§ **WORK REQUIRED**
Print each entry verbatim.

§ **RECORDS PROVIDED**
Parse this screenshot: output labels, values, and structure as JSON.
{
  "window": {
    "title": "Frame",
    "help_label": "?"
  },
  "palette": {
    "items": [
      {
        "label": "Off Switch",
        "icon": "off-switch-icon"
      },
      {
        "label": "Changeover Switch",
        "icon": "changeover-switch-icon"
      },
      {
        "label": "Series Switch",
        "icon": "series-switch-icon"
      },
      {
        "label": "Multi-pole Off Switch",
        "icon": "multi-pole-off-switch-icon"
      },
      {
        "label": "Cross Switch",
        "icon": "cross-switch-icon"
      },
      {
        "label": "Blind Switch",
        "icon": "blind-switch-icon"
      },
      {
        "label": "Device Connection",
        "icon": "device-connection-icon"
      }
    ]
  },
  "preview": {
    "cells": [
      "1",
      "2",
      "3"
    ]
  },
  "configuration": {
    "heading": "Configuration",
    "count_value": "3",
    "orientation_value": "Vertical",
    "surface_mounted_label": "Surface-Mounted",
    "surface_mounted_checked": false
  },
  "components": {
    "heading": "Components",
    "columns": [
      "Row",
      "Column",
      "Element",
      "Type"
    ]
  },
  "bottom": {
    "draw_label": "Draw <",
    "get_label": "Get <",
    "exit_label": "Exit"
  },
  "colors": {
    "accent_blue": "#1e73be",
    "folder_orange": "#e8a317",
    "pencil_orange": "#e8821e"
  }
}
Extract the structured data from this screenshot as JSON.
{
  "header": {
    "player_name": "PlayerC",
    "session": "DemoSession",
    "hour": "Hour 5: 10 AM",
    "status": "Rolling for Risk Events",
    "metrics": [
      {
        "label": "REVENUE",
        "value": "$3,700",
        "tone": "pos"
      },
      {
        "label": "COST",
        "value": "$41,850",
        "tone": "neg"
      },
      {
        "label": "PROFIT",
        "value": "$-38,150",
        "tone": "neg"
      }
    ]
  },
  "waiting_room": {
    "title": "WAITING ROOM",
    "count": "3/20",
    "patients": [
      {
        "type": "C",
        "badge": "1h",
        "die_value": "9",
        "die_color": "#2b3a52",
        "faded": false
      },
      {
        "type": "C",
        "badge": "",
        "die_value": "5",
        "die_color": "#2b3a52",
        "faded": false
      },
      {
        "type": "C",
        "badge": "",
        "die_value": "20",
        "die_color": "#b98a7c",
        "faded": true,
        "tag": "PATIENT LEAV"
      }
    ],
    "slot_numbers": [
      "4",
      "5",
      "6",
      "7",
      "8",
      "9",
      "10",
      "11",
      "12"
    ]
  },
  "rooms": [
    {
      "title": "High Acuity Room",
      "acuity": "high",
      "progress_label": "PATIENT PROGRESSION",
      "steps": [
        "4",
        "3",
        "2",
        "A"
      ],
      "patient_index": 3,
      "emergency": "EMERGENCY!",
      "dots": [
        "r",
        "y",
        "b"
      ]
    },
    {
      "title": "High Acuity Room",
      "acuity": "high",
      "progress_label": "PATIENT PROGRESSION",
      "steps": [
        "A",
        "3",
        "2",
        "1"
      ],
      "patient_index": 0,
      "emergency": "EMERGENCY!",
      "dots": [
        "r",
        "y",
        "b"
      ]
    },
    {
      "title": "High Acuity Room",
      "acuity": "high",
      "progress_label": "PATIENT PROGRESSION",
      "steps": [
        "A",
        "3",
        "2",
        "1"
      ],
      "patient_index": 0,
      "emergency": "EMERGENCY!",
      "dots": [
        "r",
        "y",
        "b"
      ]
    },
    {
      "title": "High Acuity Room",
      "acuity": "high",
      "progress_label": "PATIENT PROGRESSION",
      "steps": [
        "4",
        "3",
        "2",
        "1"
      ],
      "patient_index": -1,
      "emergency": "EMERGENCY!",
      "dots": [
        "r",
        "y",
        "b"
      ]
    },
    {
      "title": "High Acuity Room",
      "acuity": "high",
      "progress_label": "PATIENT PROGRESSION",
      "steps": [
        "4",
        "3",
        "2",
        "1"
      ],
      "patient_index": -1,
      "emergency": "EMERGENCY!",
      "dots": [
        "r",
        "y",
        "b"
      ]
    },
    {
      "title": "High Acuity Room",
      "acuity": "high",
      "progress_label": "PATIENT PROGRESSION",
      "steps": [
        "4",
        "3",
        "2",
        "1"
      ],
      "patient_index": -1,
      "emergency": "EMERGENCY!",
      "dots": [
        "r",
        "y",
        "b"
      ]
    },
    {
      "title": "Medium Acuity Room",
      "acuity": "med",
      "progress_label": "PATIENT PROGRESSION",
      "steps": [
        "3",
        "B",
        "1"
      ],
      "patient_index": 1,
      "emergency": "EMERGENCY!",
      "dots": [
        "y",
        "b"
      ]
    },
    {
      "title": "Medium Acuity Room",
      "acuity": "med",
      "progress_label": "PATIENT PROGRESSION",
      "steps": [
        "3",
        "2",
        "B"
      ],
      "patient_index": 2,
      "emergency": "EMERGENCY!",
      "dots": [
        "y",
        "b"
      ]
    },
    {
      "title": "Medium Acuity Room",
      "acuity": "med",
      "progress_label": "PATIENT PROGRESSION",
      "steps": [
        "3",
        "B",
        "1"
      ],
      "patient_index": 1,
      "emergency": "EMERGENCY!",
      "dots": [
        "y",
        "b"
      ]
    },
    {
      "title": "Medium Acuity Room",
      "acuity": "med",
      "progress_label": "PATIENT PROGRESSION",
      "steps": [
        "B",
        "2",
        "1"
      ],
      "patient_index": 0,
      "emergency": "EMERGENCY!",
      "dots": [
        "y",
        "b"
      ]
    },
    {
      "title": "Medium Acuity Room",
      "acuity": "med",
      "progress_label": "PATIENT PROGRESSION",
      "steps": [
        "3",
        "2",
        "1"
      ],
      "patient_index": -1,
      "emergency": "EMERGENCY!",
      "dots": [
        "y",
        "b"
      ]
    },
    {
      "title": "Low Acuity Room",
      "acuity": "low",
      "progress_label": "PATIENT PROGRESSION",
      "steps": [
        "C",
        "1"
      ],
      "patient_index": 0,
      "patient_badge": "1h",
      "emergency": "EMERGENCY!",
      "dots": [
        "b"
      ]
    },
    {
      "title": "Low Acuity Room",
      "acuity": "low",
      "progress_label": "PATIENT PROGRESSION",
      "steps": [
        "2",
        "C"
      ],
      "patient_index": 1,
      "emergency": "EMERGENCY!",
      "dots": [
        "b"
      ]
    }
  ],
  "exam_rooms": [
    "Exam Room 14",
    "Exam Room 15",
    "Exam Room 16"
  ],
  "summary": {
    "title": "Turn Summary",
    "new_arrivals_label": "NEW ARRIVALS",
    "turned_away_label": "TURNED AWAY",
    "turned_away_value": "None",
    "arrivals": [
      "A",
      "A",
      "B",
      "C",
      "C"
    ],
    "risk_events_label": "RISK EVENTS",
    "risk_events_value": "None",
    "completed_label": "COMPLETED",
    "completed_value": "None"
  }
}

§ **EXERCISE OUTPUT**
Parse this screenshot: output labels, values, and structure as JSON.
{
  "window": {
    "title": "Frame",
    "help_label": "?"
  },
  "palette": {
    "items": [
      {
        "label": "Off Switch",
        "icon": "off-switch-icon"
      },
      {
        "label": "Changeover Switch",
        "icon": "changeover-switch-icon"
      },
      {
        "label": "Series Switch",
        "icon": "series-switch-icon"
      },
      {
        "label": "Multi-pole Off Switch",
        "icon": "multi-pole-off-switch-icon"
      },
      {
        "label": "Cross Switch",
        "icon": "cross-switch-icon"
      },
      {
        "label": "Blind Switch",
        "icon": "blind-switch-icon"
      },
      {
        "label": "Device Connection",
        "icon": "device-connection-icon"
      }
    ]
  },
  "preview": {
    "cells": [
      "1",
      "2",
      "3"
    ]
  },
  "configuration": {
    "heading": "Configuration",
    "count_value": "3",
    "orientation_value": "Vertical",
    "surface_mounted_label": "Surface-Mounted",
    "surface_mounted_checked": false
  },
  "components": {
    "heading": "Components",
    "columns": [
      "Row",
      "Column",
      "Element",
      "Type"
    ]
  },
  "bottom": {
    "draw_label": "Draw <",
    "get_label": "Get <",
    "exit_label": "Exit"
  },
  "colors": {
    "accent_blue": "#1e73be",
    "folder_orange": "#e8a317",
    "pencil_orange": "#e8821e"
  }
}
Extract the structured data from this screenshot as JSON.
{
  "header": {
    "player_name": "PlayerC",
    "session": "DemoSession",
    "hour": "Hour 5: 10 AM",
    "status": "Rolling for Risk Events",
    "metrics": [
      {
        "label": "REVENUE",
        "value": "$3,700",
        "tone": "pos"
      },
      {
        "label": "COST",
        "value": "$41,850",
        "tone": "neg"
      },
      {
        "label": "PROFIT",
        "value": "$-38,150",
        "tone": "neg"
      }
    ]
  },
  "waiting_room": {
    "title": "WAITING ROOM",
    "count": "3/20",
    "patients": [
      {
        "type": "C",
        "badge": "1h",
        "die_value": "9",
        "die_color": "#2b3a52",
        "faded": false
      },
      {
        "type": "C",
        "badge": "",
        "die_value": "5",
        "die_color": "#2b3a52",
        "faded": false
      },
      {
        "type": "C",
        "badge": "",
        "die_value": "20",
        "die_color": "#b98a7c",
        "faded": true,
        "tag": "PATIENT LEAV"
      }
    ],
    "slot_numbers": [
      "4",
      "5",
      "6",
      "7",
      "8",
      "9",
      "10",
      "11",
      "12"
    ]
  },
  "rooms": [
    {
      "title": "High Acuity Room",
      "acuity": "high",
      "progress_label": "PATIENT PROGRESSION",
      "steps": [
        "4",
        "3",
        "2",
        "A"
      ],
      "patient_index": 3,
      "emergency": "EMERGENCY!",
      "dots": [
        "r",
        "y",
        "b"
      ]
    },
    {
      "title": "High Acuity Room",
      "acuity": "high",
      "progress_label": "PATIENT PROGRESSION",
      "steps": [
        "A",
        "3",
        "2",
        "1"
      ],
      "patient_index": 0,
      "emergency": "EMERGENCY!",
      "dots": [
        "r",
        "y",
        "b"
      ]
    },
    {
      "title": "High Acuity Room",
      "acuity": "high",
      "progress_label": "PATIENT PROGRESSION",
      "steps": [
        "A",
        "3",
        "2",
        "1"
      ],
      "patient_index": 0,
      "emergency": "EMERGENCY!",
      "dots": [
        "r",
        "y",
        "b"
      ]
    },
    {
      "title": "High Acuity Room",
      "acuity": "high",
      "progress_label": "PATIENT PROGRESSION",
      "steps": [
        "4",
        "3",
        "2",
        "1"
      ],
      "patient_index": -1,
      "emergency": "EMERGENCY!",
      "dots": [
        "r",
        "y",
        "b"
      ]
    },
    {
      "title": "High Acuity Room",
      "acuity": "high",
      "progress_label": "PATIENT PROGRESSION",
      "steps": [
        "4",
        "3",
        "2",
        "1"
      ],
      "patient_index": -1,
      "emergency": "EMERGENCY!",
      "dots": [
        "r",
        "y",
        "b"
      ]
    },
    {
      "title": "High Acuity Room",
      "acuity": "high",
      "progress_label": "PATIENT PROGRESSION",
      "steps": [
        "4",
        "3",
        "2",
        "1"
      ],
      "patient_index": -1,
      "emergency": "EMERGENCY!",
      "dots": [
        "r",
        "y",
        "b"
      ]
    },
    {
      "title": "Medium Acuity Room",
      "acuity": "med",
      "progress_label": "PATIENT PROGRESSION",
      "steps": [
        "3",
        "B",
        "1"
      ],
      "patient_index": 1,
      "emergency": "EMERGENCY!",
      "dots": [
        "y",
        "b"
      ]
    },
    {
      "title": "Medium Acuity Room",
      "acuity": "med",
      "progress_label": "PATIENT PROGRESSION",
      "steps": [
        "3",
        "2",
        "B"
      ],
      "patient_index": 2,
      "emergency": "EMERGENCY!",
      "dots": [
        "y",
        "b"
      ]
    },
    {
      "title": "Medium Acuity Room",
      "acuity": "med",
      "progress_label": "PATIENT PROGRESSION",
      "steps": [
        "3",
        "B",
        "1"
      ],
      "patient_index": 1,
      "emergency": "EMERGENCY!",
      "dots": [
        "y",
        "b"
      ]
    },
    {
      "title": "Medium Acuity Room",
      "acuity": "med",
      "progress_label": "PATIENT PROGRESSION",
      "steps": [
        "B",
        "2",
        "1"
      ],
      "patient_index": 0,
      "emergency": "EMERGENCY!",
      "dots": [
        "y",
        "b"
      ]
    },
    {
      "title": "Medium Acuity Room",
      "acuity": "med",
      "progress_label": "PATIENT PROGRESSION",
      "steps": [
        "3",
        "2",
        "1"
      ],
      "patient_index": -1,
      "emergency": "EMERGENCY!",
      "dots": [
        "y",
        "b"
      ]
    },
    {
      "title": "Low Acuity Room",
      "acuity": "low",
      "progress_label": "PATIENT PROGRESSION",
      "steps": [
        "C",
        "1"
      ],
      "patient_index": 0,
      "patient_badge": "1h",
      "emergency": "EMERGENCY!",
      "dots": [
        "b"
      ]
    },
    {
      "title": "Low Acuity Room",
      "acuity": "low",
      "progress_label": "PATIENT PROGRESSION",
      "steps": [
        "2",
        "C"
      ],
      "patient_index": 1,
      "emergency": "EMERGENCY!",
      "dots": [
        "b"
      ]
    }
  ],
  "exam_rooms": [
    "Exam Room 14",
    "Exam Room 15",
    "Exam Room 16"
  ],
  "summary": {
    "title": "Turn Summary",
    "new_arrivals_label": "NEW ARRIVALS",
    "turned_away_label": "TURNED AWAY",
    "turned_away_value": "None",
    "arrivals": [
      "A",
      "A",
      "B",
      "C",
      "C"
    ],
    "risk_events_label": "RISK EVENTS",
    "risk_events_value": "None",
    "completed_label": "COMPLETED",
    "completed_value": "None"
  }
}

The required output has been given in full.